TASK DIRECTIONS: A faithful copy is required. Print each line of the data exactly and omit the pictures.

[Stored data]
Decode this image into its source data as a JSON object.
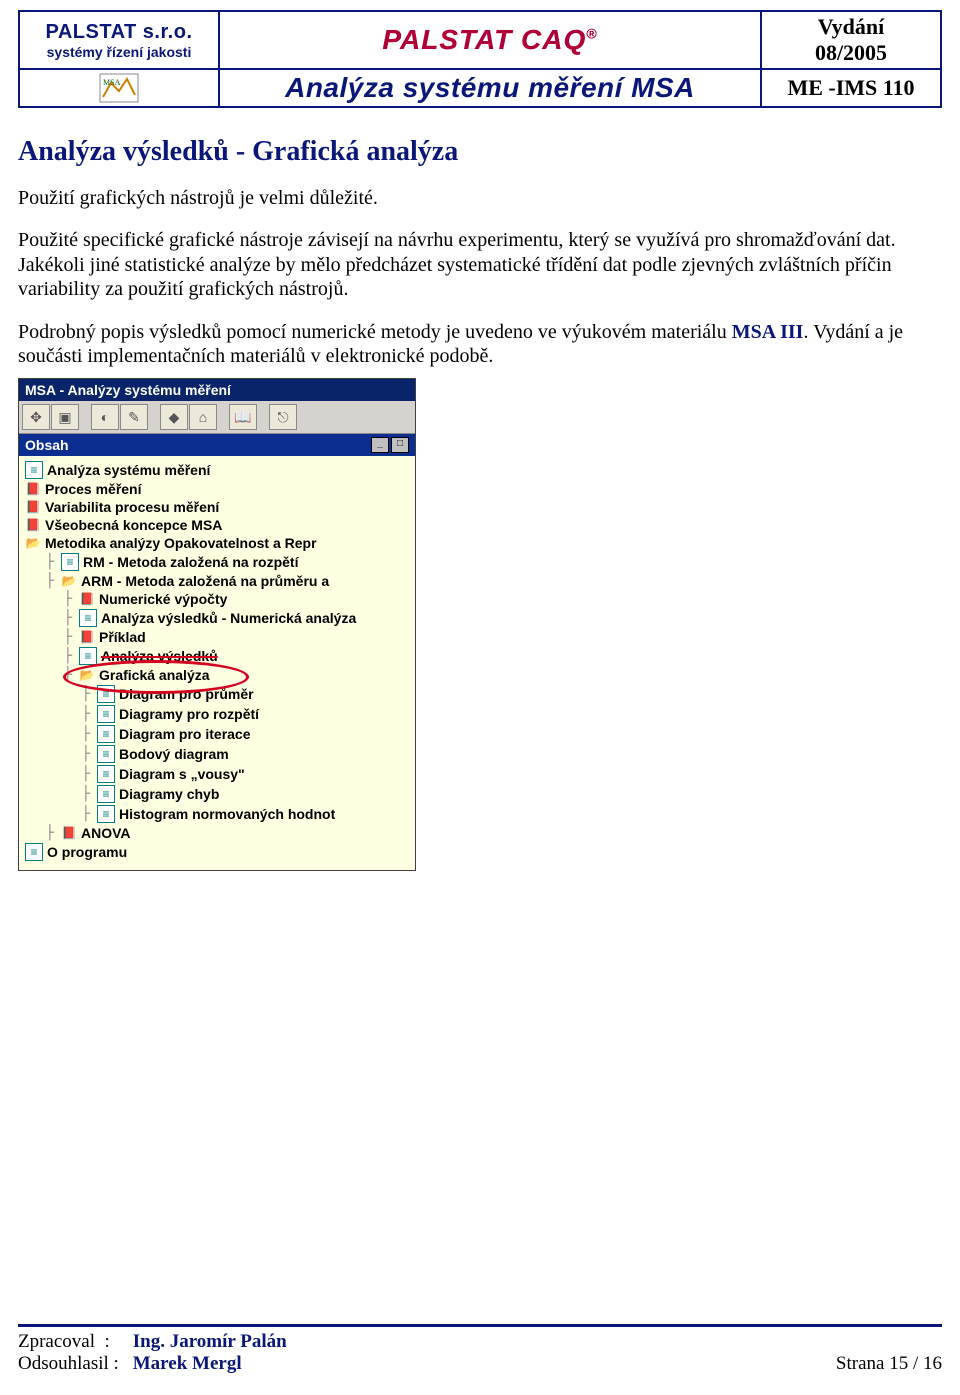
{
  "header": {
    "company_name": "PALSTAT s.r.o.",
    "company_sub": "systémy řízení jakosti",
    "product_title": "PALSTAT CAQ",
    "product_reg": "®",
    "subtitle": "Analýza systému měření MSA",
    "issue_label": "Vydání",
    "issue_date": "08/2005",
    "doc_code": "ME -IMS 110"
  },
  "body": {
    "heading": "Analýza výsledků - Grafická analýza",
    "p1": "Použití grafických nástrojů je velmi důležité.",
    "p2": "Použité specifické grafické nástroje závisejí na návrhu experimentu, který se využívá pro shromažďování dat. Jakékoli jiné statistické analýze by mělo předcházet systematické třídění dat podle zjevných zvláštních příčin variability za použití grafických nástrojů.",
    "p3a": "Podrobný popis výsledků pomocí numerické metody je uvedeno ve výukovém materiálu ",
    "p3link": "MSA III",
    "p3b": ". Vydání a je součásti implementačních materiálů v elektronické podobě."
  },
  "app": {
    "title": "MSA - Analýzy systému měření",
    "panel_label": "Obsah",
    "tree": [
      {
        "lvl": 1,
        "icon": "page",
        "label": "Analýza systému měření"
      },
      {
        "lvl": 1,
        "icon": "book",
        "label": "Proces měření"
      },
      {
        "lvl": 1,
        "icon": "book",
        "label": "Variabilita procesu měření"
      },
      {
        "lvl": 1,
        "icon": "book",
        "label": "Všeobecná koncepce MSA"
      },
      {
        "lvl": 1,
        "icon": "open",
        "label": "Metodika analýzy Opakovatelnost a Repr"
      },
      {
        "lvl": 2,
        "icon": "page",
        "label": "RM - Metoda založená na rozpětí"
      },
      {
        "lvl": 2,
        "icon": "open",
        "label": "ARM - Metoda založená na průměru a"
      },
      {
        "lvl": 3,
        "icon": "book",
        "label": "Numerické výpočty"
      },
      {
        "lvl": 3,
        "icon": "page",
        "label": "Analýza výsledků - Numerická analýza"
      },
      {
        "lvl": 3,
        "icon": "book",
        "label": "Příklad"
      },
      {
        "lvl": 3,
        "icon": "page",
        "label": "Analýza výsledků",
        "strike": true
      },
      {
        "lvl": 3,
        "icon": "open",
        "label": "Grafická analýza",
        "circled": true
      },
      {
        "lvl": 4,
        "icon": "page",
        "label": "Diagram pro průměr"
      },
      {
        "lvl": 4,
        "icon": "page",
        "label": "Diagramy pro rozpětí"
      },
      {
        "lvl": 4,
        "icon": "page",
        "label": "Diagram pro iterace"
      },
      {
        "lvl": 4,
        "icon": "page",
        "label": "Bodový diagram"
      },
      {
        "lvl": 4,
        "icon": "page",
        "label": "Diagram s „vousy\""
      },
      {
        "lvl": 4,
        "icon": "page",
        "label": "Diagramy chyb"
      },
      {
        "lvl": 4,
        "icon": "page",
        "label": "Histogram normovaných hodnot"
      },
      {
        "lvl": 2,
        "icon": "book",
        "label": "ANOVA"
      },
      {
        "lvl": 1,
        "icon": "page",
        "label": "O programu"
      }
    ]
  },
  "footer": {
    "author_label": "Zpracoval",
    "author_name": "Ing. Jaromír Palán",
    "approver_label": "Odsouhlasil",
    "approver_name": "Marek Mergl",
    "page_label": "Strana 15 / 16"
  }
}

RESULT FOR THIS EXERCISE:
Decode this image into its source data as a JSON object.
{
  "header": {
    "company_name": "PALSTAT s.r.o.",
    "company_sub": "systémy řízení jakosti",
    "product_title": "PALSTAT CAQ",
    "product_reg": "®",
    "subtitle": "Analýza systému měření MSA",
    "issue_label": "Vydání",
    "issue_date": "08/2005",
    "doc_code": "ME -IMS 110"
  },
  "body": {
    "heading": "Analýza výsledků - Grafická analýza",
    "p1": "Použití grafických nástrojů je velmi důležité.",
    "p2": "Použité specifické grafické nástroje závisejí na návrhu experimentu, který se využívá pro shromažďování dat. Jakékoli jiné statistické analýze by mělo předcházet systematické třídění dat podle zjevných zvláštních příčin variability za použití grafických nástrojů.",
    "p3a": "Podrobný popis výsledků pomocí numerické metody je uvedeno ve výukovém materiálu ",
    "p3link": "MSA III",
    "p3b": ". Vydání a je součásti implementačních materiálů v elektronické podobě."
  },
  "app": {
    "title": "MSA - Analýzy systému měření",
    "panel_label": "Obsah",
    "tree": [
      {
        "lvl": 1,
        "icon": "page",
        "label": "Analýza systému měření"
      },
      {
        "lvl": 1,
        "icon": "book",
        "label": "Proces měření"
      },
      {
        "lvl": 1,
        "icon": "book",
        "label": "Variabilita procesu měření"
      },
      {
        "lvl": 1,
        "icon": "book",
        "label": "Všeobecná koncepce MSA"
      },
      {
        "lvl": 1,
        "icon": "open",
        "label": "Metodika analýzy Opakovatelnost a Repr"
      },
      {
        "lvl": 2,
        "icon": "page",
        "label": "RM - Metoda založená na rozpětí"
      },
      {
        "lvl": 2,
        "icon": "open",
        "label": "ARM - Metoda založená na průměru a"
      },
      {
        "lvl": 3,
        "icon": "book",
        "label": "Numerické výpočty"
      },
      {
        "lvl": 3,
        "icon": "page",
        "label": "Analýza výsledků - Numerická analýza"
      },
      {
        "lvl": 3,
        "icon": "book",
        "label": "Příklad"
      },
      {
        "lvl": 3,
        "icon": "page",
        "label": "Analýza výsledků",
        "strike": true
      },
      {
        "lvl": 3,
        "icon": "open",
        "label": "Grafická analýza",
        "circled": true
      },
      {
        "lvl": 4,
        "icon": "page",
        "label": "Diagram pro průměr"
      },
      {
        "lvl": 4,
        "icon": "page",
        "label": "Diagramy pro rozpětí"
      },
      {
        "lvl": 4,
        "icon": "page",
        "label": "Diagram pro iterace"
      },
      {
        "lvl": 4,
        "icon": "page",
        "label": "Bodový diagram"
      },
      {
        "lvl": 4,
        "icon": "page",
        "label": "Diagram s „vousy\""
      },
      {
        "lvl": 4,
        "icon": "page",
        "label": "Diagramy chyb"
      },
      {
        "lvl": 4,
        "icon": "page",
        "label": "Histogram normovaných hodnot"
      },
      {
        "lvl": 2,
        "icon": "book",
        "label": "ANOVA"
      },
      {
        "lvl": 1,
        "icon": "page",
        "label": "O programu"
      }
    ]
  },
  "footer": {
    "author_label": "Zpracoval",
    "author_name": "Ing. Jaromír Palán",
    "approver_label": "Odsouhlasil",
    "approver_name": "Marek Mergl",
    "page_label": "Strana 15 / 16"
  }
}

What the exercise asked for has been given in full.